# [TASK PROMPT]
What lines in the records below hold the string "pour"? Please show them.

(App and web page records)
▼
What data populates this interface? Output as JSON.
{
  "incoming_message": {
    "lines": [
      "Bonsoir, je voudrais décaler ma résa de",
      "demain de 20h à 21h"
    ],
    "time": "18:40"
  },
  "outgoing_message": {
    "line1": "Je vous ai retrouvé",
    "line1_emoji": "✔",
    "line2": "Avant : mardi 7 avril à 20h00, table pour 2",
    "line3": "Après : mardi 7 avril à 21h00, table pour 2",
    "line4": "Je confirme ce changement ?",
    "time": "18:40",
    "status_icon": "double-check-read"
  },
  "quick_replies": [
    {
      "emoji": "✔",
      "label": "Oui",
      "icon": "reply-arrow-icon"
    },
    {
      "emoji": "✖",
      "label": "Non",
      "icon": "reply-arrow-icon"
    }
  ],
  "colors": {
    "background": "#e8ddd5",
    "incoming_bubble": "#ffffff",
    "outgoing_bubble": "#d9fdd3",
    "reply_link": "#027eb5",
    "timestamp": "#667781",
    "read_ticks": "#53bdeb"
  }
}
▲
# [SOLUTION FOR THIS PROBLEM]
    "line2": "Avant : mardi 7 avril à 20h00, table pour 2",
    "line3": "Après : mardi 7 avril à 21h00, table pour 2",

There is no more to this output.